** Data records for software interfaces **

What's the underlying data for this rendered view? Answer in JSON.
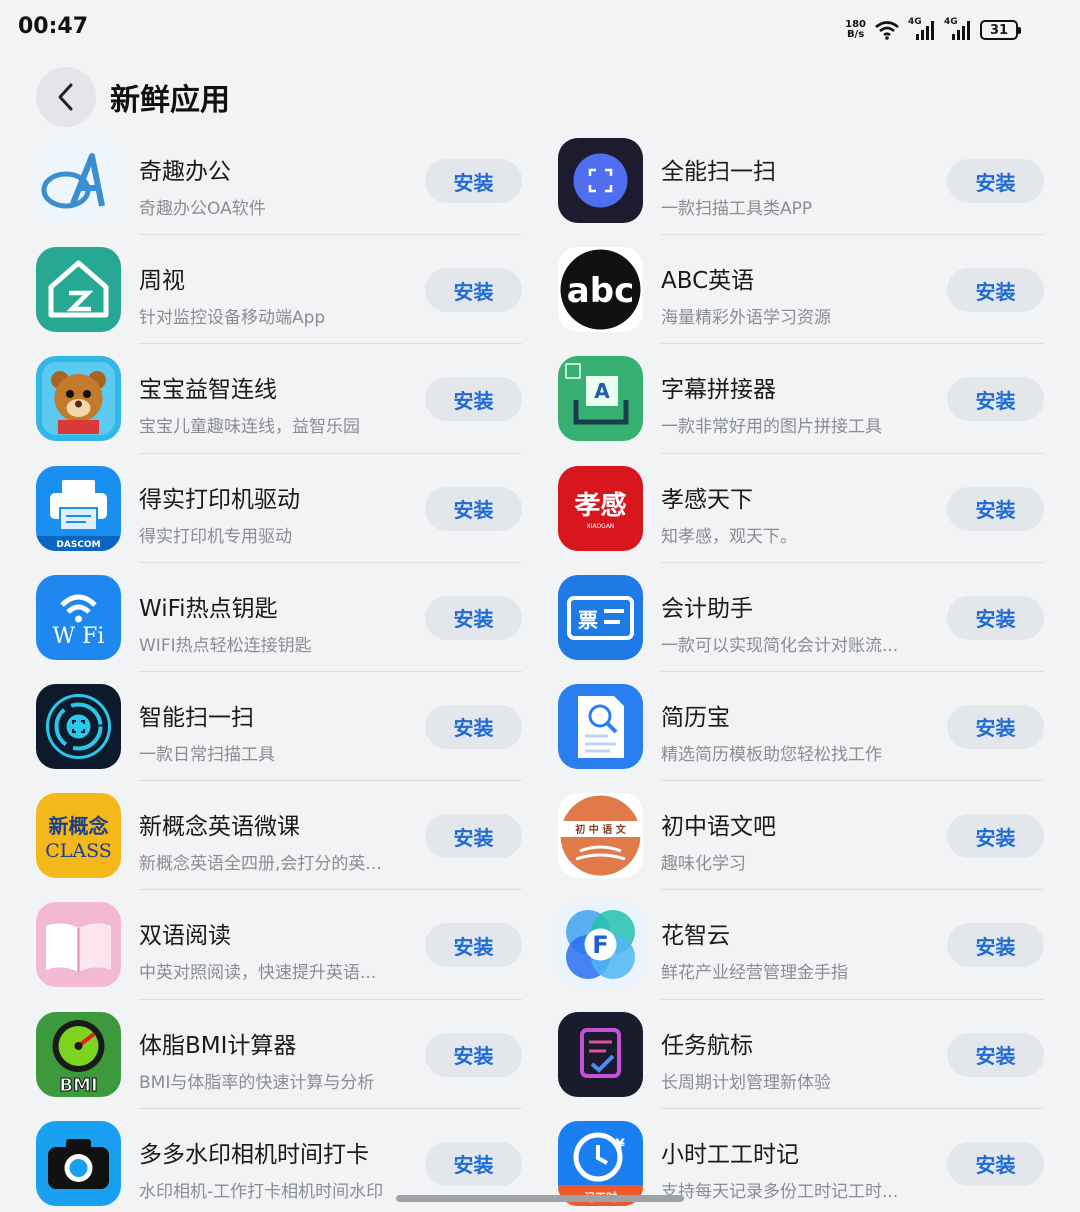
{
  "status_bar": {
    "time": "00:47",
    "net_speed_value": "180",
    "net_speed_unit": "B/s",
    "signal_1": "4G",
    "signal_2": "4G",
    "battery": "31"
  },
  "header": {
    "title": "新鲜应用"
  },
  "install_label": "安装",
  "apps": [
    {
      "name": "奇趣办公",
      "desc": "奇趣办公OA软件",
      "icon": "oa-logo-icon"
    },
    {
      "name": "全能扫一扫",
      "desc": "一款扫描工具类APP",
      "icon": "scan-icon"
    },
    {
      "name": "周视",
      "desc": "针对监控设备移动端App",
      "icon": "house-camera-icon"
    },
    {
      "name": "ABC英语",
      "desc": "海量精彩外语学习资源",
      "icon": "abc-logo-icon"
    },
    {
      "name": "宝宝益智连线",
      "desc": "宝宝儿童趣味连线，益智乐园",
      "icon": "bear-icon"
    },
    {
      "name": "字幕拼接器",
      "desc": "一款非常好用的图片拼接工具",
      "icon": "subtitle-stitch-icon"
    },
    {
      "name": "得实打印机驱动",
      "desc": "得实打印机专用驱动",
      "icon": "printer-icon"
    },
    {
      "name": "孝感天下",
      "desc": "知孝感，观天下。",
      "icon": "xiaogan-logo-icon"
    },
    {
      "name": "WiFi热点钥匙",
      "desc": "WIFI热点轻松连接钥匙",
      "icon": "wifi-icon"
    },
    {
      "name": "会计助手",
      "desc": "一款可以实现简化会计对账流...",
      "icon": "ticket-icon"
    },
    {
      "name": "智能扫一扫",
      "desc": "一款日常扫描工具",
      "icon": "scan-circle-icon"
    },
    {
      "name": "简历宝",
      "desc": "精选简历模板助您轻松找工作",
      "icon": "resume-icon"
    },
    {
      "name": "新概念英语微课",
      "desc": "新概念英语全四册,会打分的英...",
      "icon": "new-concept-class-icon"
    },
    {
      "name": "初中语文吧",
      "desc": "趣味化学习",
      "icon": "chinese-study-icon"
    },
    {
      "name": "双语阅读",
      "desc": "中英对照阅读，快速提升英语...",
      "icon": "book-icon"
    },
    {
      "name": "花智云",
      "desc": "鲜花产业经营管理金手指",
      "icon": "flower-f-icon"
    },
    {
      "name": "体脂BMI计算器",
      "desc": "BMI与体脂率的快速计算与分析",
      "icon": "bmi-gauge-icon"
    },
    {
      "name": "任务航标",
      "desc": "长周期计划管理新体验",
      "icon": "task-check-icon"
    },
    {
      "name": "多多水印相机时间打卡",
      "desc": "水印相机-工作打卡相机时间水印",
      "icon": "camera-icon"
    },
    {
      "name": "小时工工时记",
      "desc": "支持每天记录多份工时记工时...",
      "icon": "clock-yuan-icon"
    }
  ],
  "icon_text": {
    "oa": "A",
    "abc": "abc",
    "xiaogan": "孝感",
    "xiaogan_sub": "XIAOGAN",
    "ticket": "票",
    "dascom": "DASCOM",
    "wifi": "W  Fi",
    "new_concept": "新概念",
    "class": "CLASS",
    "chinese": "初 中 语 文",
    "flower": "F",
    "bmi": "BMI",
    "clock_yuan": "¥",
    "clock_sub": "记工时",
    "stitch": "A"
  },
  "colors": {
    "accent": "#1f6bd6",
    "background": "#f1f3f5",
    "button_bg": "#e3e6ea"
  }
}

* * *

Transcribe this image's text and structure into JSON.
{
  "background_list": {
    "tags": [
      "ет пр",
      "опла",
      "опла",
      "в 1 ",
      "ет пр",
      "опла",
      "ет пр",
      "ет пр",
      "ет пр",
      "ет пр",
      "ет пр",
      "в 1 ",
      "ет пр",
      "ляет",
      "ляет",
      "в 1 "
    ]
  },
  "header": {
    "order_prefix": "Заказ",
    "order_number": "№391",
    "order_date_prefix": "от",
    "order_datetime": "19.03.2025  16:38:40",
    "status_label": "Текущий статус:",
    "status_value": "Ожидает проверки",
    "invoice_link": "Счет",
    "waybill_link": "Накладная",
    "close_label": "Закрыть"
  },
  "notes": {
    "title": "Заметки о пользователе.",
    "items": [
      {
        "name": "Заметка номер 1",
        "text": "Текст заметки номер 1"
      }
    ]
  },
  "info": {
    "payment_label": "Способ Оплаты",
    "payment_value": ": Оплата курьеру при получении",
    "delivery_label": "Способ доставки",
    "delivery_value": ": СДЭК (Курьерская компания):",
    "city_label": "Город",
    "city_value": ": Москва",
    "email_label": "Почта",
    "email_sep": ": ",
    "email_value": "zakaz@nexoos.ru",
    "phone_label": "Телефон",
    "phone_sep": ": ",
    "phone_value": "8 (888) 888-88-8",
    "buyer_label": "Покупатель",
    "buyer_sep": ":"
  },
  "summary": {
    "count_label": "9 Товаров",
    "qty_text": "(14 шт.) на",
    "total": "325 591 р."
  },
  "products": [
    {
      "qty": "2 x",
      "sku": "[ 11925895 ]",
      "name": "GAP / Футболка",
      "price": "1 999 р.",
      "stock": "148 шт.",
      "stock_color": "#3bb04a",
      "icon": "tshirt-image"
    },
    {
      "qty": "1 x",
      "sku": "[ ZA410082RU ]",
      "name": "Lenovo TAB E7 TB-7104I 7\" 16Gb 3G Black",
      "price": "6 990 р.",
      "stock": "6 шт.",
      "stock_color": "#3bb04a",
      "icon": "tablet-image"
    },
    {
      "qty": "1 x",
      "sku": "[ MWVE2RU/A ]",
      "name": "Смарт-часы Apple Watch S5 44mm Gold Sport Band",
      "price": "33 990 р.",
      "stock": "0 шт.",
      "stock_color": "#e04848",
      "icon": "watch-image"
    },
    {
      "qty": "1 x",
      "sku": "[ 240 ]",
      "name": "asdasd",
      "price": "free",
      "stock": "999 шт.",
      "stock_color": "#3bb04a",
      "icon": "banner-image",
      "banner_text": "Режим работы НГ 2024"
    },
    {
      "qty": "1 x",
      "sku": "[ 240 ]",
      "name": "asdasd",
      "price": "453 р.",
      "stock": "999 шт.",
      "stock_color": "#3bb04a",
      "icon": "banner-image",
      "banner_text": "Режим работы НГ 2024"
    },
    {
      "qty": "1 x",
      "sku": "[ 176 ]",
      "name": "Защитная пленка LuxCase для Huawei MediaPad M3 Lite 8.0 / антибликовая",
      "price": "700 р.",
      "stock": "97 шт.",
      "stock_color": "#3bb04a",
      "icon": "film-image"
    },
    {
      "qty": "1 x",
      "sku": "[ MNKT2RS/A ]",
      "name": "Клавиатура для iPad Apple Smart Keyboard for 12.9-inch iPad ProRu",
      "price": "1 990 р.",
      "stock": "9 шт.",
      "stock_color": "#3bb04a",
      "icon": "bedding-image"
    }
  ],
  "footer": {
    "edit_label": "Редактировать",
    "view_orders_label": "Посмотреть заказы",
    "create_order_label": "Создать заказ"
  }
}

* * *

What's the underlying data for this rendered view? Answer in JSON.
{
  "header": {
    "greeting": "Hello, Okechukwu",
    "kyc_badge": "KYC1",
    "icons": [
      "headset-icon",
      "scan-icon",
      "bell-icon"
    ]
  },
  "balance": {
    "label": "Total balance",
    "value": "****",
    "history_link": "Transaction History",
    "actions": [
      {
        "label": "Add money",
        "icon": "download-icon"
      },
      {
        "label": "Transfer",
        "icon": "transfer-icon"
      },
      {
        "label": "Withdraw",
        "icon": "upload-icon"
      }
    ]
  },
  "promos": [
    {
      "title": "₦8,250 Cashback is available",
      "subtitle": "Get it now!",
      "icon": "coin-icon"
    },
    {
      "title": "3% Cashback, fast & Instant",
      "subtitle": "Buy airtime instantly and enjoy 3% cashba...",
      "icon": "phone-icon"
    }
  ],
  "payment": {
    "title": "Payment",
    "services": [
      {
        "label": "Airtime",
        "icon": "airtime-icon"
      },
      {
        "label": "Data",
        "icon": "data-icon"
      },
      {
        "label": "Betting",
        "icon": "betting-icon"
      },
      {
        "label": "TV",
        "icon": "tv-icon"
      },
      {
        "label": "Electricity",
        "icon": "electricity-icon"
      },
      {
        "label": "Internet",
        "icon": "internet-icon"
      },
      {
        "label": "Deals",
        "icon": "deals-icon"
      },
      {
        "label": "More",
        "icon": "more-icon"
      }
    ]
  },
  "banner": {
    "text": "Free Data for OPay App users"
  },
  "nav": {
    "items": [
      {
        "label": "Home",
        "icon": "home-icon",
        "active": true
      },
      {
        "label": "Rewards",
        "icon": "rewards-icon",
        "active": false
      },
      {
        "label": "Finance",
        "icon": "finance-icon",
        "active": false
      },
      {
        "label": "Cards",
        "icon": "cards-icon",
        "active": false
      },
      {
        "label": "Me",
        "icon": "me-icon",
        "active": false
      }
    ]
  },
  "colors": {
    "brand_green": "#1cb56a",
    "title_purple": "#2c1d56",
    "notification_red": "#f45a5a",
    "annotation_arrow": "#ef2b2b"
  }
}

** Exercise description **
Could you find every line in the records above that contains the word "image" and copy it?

** Solution to this exercise **
Transcribe this image's text and structure into JSON.
      "icon": "tshirt-image"
      "icon": "tablet-image"
      "icon": "watch-image"
      "icon": "banner-image",
      "icon": "banner-image",
      "icon": "film-image"
      "icon": "bedding-image"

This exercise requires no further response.